*DON’T over-schedule your child. Homework and school should not take a back burner to extra-curricular activities. While extra curricular activities are important for a child’s overall growth, be sure to allow for enough time for homework and ample rest. Make sure children understand homework is not negotiable, whether or not it is graded. Just as we have jobs to do, homework and schoolwork is a child’s job and
*DO have a designated area for them to do homework in. Have all the needed supplies (paper, pencils, scissors, colored pencils, etc) so that students can get to work without delay. Have their space be centrally located so you are nearby to monitor their progress, but not so close that you are hovering, or your child feels they need to ask for help or assistance for every little piece. I find that by doing my chores nearby (paying bills, checking email, folding laundry), my child sees that I’m busy too, but am available when he really needs assistance.

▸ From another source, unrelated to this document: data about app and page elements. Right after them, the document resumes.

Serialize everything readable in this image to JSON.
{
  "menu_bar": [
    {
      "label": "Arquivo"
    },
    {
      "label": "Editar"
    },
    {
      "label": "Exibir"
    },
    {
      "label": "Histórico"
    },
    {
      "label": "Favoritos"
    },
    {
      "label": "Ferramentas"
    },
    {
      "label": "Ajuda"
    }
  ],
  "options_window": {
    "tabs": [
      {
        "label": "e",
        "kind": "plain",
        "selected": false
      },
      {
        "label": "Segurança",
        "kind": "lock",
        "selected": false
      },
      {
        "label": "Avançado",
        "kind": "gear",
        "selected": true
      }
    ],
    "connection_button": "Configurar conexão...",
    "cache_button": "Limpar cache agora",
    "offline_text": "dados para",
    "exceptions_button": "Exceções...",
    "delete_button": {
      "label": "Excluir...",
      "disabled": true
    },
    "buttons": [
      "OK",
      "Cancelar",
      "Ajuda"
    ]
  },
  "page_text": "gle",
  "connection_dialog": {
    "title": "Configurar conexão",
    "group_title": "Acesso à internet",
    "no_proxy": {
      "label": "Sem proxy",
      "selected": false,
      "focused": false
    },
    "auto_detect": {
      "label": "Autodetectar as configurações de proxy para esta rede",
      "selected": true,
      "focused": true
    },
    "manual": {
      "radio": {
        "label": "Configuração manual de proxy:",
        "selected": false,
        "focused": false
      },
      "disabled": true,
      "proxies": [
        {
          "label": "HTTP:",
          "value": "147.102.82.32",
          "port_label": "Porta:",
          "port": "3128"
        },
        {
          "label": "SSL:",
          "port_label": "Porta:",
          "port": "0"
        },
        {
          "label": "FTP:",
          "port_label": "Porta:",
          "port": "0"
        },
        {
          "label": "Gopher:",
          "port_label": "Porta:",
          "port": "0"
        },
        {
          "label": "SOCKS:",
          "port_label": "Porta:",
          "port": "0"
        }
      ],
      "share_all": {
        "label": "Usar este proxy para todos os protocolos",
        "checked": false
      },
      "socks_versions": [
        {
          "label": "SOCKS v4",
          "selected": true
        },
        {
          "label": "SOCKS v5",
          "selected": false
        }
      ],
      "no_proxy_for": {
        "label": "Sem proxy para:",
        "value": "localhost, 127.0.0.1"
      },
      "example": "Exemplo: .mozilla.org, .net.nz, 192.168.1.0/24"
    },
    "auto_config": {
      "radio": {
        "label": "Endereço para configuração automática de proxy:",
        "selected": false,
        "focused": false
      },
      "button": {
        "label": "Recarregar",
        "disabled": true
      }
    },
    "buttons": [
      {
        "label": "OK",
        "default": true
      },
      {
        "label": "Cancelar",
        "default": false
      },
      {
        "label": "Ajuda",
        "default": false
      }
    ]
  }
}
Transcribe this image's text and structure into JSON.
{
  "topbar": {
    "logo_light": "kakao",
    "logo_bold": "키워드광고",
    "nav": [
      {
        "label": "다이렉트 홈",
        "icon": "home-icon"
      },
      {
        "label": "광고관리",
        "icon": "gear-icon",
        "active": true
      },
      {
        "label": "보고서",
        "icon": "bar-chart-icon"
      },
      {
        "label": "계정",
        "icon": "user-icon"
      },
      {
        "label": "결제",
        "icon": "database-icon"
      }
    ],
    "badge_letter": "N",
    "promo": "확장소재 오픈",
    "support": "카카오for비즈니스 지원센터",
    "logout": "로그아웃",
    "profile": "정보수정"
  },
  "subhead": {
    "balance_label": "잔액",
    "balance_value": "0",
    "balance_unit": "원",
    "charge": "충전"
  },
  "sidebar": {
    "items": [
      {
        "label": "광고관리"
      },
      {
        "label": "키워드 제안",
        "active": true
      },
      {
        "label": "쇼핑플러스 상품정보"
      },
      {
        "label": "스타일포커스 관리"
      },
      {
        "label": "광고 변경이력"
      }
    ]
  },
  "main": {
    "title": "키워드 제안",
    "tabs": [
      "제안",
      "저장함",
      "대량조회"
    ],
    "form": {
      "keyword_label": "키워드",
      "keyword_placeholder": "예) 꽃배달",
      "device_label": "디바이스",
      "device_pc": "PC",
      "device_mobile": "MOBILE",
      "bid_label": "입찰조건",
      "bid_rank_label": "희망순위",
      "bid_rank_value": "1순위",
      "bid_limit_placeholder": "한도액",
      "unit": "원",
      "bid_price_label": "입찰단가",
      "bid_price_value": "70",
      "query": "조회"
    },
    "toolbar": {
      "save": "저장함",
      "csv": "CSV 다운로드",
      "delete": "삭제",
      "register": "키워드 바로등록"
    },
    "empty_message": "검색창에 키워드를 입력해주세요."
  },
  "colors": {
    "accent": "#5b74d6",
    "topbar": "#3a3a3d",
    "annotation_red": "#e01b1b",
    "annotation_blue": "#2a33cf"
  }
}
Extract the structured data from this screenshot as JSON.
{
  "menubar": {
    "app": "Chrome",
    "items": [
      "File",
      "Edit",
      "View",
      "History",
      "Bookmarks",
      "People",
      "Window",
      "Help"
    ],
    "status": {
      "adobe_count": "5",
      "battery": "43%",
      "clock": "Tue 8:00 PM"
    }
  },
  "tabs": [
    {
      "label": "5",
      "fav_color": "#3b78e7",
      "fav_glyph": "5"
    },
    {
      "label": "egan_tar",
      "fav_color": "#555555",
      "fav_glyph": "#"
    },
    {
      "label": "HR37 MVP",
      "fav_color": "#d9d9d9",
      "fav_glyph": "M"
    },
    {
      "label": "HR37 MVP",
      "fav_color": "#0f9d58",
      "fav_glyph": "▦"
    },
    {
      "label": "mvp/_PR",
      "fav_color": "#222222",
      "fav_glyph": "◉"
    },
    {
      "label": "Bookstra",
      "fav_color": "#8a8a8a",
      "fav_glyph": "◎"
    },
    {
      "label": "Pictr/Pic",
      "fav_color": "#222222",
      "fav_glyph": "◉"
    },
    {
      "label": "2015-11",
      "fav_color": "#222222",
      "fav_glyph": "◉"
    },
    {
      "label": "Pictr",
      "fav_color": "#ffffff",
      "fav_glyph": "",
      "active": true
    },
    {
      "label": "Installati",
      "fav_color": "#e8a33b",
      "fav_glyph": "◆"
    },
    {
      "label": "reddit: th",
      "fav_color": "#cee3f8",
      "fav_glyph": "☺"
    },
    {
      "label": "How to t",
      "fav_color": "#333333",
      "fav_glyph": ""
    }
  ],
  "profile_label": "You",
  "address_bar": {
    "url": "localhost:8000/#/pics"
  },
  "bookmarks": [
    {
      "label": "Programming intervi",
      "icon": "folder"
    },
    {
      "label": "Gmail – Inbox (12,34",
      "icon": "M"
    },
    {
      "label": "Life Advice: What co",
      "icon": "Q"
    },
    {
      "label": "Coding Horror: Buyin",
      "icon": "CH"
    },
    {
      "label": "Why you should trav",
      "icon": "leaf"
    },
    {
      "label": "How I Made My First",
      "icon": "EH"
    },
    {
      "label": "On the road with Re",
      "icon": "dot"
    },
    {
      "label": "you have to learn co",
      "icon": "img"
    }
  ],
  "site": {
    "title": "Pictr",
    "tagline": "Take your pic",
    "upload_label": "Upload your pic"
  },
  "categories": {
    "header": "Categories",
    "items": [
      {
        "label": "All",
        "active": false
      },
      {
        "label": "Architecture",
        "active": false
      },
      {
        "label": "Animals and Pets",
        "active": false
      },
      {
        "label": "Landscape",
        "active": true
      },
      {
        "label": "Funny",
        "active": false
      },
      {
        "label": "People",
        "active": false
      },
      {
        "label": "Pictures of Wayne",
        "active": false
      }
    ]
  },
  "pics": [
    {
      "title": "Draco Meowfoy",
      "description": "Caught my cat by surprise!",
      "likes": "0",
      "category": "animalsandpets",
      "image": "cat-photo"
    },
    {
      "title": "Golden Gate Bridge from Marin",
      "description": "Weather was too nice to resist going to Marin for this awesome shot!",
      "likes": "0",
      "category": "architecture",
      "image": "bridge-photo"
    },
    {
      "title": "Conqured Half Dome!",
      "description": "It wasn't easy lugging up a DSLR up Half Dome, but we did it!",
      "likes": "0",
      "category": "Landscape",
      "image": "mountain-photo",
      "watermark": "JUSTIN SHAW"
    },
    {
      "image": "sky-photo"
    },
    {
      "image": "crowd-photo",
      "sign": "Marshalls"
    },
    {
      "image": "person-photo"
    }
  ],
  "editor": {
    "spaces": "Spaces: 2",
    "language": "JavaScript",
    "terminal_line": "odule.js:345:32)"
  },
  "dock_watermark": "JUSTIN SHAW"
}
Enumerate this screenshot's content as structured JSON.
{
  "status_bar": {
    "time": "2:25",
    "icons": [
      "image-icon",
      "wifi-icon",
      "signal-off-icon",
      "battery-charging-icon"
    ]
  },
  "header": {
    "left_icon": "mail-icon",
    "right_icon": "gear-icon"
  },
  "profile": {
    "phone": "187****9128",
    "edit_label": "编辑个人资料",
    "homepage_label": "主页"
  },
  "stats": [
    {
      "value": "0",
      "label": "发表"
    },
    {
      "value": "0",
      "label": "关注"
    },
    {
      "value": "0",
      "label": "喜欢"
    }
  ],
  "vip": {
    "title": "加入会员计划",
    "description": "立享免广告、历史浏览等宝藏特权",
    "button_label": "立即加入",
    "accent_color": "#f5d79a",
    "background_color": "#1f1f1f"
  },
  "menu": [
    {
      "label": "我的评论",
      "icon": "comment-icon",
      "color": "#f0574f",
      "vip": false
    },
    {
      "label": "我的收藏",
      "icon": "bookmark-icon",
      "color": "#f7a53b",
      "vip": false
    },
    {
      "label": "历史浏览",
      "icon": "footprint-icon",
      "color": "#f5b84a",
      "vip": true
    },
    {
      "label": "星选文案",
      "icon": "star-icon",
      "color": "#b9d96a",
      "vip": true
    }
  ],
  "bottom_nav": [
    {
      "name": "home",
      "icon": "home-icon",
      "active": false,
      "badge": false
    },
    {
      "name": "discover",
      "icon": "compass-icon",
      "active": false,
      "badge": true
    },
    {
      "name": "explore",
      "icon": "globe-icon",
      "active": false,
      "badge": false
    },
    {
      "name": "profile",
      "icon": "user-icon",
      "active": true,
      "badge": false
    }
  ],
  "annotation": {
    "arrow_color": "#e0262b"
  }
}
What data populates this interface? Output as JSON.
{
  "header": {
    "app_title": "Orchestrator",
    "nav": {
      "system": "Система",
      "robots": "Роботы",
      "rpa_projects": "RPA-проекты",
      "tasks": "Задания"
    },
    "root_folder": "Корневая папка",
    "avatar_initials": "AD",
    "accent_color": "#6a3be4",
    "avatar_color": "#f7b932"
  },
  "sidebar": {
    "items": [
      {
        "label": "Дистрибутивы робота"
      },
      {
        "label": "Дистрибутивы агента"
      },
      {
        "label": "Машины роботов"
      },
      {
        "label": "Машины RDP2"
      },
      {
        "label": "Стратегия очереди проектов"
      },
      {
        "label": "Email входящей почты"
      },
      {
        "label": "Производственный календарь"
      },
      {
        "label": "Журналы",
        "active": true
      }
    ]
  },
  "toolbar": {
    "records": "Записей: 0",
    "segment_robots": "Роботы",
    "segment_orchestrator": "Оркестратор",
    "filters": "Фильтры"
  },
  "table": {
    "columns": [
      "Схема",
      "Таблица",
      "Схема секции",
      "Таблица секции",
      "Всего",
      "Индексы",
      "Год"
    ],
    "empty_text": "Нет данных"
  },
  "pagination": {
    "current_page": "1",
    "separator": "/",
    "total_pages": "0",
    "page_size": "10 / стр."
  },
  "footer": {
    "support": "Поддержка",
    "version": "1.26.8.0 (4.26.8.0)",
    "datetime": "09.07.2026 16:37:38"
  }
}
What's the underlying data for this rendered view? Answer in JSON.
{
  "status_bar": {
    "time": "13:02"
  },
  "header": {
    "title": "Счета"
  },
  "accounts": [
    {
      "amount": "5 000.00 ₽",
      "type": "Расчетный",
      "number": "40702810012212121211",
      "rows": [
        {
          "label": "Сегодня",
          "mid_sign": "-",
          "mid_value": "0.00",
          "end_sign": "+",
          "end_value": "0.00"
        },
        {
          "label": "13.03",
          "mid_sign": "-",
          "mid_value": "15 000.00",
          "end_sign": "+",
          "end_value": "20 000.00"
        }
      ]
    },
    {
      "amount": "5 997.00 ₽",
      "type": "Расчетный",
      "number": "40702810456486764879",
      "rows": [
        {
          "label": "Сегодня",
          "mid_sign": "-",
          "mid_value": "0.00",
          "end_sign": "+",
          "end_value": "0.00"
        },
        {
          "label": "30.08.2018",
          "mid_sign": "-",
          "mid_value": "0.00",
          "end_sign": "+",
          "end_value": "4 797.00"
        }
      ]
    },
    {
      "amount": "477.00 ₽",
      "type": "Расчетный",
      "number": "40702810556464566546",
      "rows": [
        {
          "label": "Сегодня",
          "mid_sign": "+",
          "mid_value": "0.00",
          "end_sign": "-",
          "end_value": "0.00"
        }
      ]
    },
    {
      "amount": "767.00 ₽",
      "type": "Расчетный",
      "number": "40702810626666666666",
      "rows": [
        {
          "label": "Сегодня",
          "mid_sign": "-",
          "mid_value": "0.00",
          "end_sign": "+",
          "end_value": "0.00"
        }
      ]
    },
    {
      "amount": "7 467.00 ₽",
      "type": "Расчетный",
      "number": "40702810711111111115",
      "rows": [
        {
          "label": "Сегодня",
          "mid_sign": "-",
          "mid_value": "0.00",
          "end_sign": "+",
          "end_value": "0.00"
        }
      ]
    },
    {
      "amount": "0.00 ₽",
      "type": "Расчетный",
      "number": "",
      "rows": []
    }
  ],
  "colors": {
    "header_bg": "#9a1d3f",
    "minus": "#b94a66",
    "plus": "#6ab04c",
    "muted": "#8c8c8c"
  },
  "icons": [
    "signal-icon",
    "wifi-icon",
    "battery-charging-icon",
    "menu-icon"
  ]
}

*DON’T do your child’s work for them. The purpose of homework is to enforce responsibility and teach organizational skills (like time management) while reinforcing what they have learned at school. You are there to provide clarification or extra examples, but the work needs to be their own. Guide them as needed, but let your child feel the pride in learning a difficult concept, and boost of confidence knowing they did it on their own.
*DO let the teachers know if your child is still struggling with their homework after trying their best. Teachers may have suggestions or strategies that can end the homework battle, or modify the amount or type of work your child brings home to better meet their needs.
*DON’T assume your child has no homework. Familiarize yourself with teacher expectations, class websites and guidelines regarding homework. Always have your child show you their homework planner. Check backpacks for correspondences, graded work, and discuss what happened at school. By doing this daily it quickly becomes part of your routine and expectation of your child. Help children learn how to use their planners to organize and plan for long term projects, by breaking down assignments/projects into smaller chunks. If they truly have no homework, use the time to play an educational game or read.
*DO give your child choices and allow them to take the lead on homework. Let them choose which activities to start with. Let them be part of the decision making for this routine. Some children like to complete all homework in one session, while others prefer to break it into smaller sessions allowing for breaks. Encourage independence, because independence fosters confidence. Praise them for their hard work and efforts.
*DON’T allow distractions to interfere with homework. Some children work well with background music, while others need a quiet place to concentrate. Turn off TVs and cell phones to create an environment conducive for learning.
*DO check your child’s homework and sign off on their planner. Have them place their papers in the correct folders or binder and put it in their backpack along with their textbooks. This one simple step will prevent the child from leaving completed homework at home. It will also avoid chaos in the morning when you’re trying to leave on time!
What are your tried and true homework tips? Share with us here in the comments section.
About our writer, Lisa Walton:
Lisa Walton–Parenting tips, Valley Teacher and Mother
Lisa Walton has been a teacher in the Valley for over 18 years. She holds a Bachelor’s Degree in Deaf Education from Illinois State University; and Master’s Degree in Special Education from Arizona State University. She currently works as an itinerant teacher, collaborating with regular education teachers in the public schools.